Task item: Check each line of the entries below for the word "全局凭据", and copy the lines that have it.

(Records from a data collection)
● ● ●
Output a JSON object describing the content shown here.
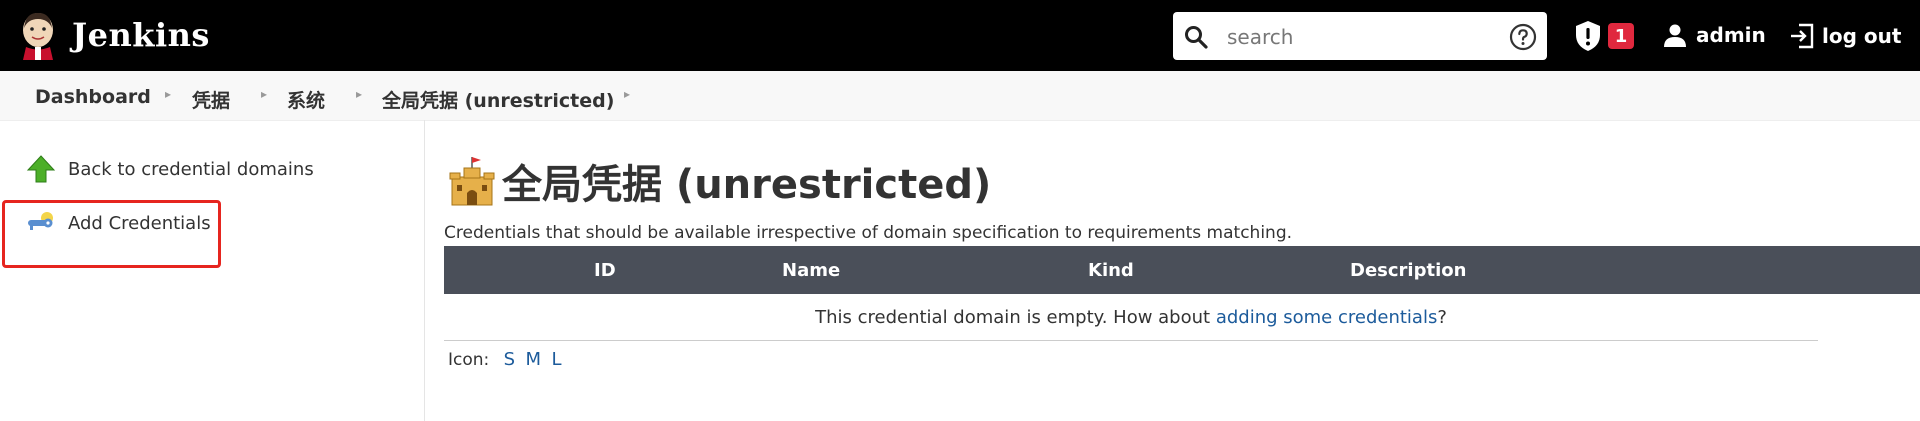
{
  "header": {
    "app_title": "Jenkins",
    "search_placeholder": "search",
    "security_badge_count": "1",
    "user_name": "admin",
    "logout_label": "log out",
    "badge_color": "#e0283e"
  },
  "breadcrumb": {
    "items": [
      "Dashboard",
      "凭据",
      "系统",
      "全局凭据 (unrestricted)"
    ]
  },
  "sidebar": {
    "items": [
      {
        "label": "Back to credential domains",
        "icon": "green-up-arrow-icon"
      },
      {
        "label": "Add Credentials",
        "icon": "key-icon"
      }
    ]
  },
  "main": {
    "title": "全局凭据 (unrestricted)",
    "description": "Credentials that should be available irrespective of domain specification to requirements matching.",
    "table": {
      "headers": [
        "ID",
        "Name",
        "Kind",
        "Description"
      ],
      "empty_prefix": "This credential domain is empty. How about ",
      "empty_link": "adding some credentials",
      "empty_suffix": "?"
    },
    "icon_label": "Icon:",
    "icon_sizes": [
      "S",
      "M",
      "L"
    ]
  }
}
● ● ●
Answer to this problem:
      "全局凭据 (unrestricted)"
    "title": "全局凭据 (unrestricted)",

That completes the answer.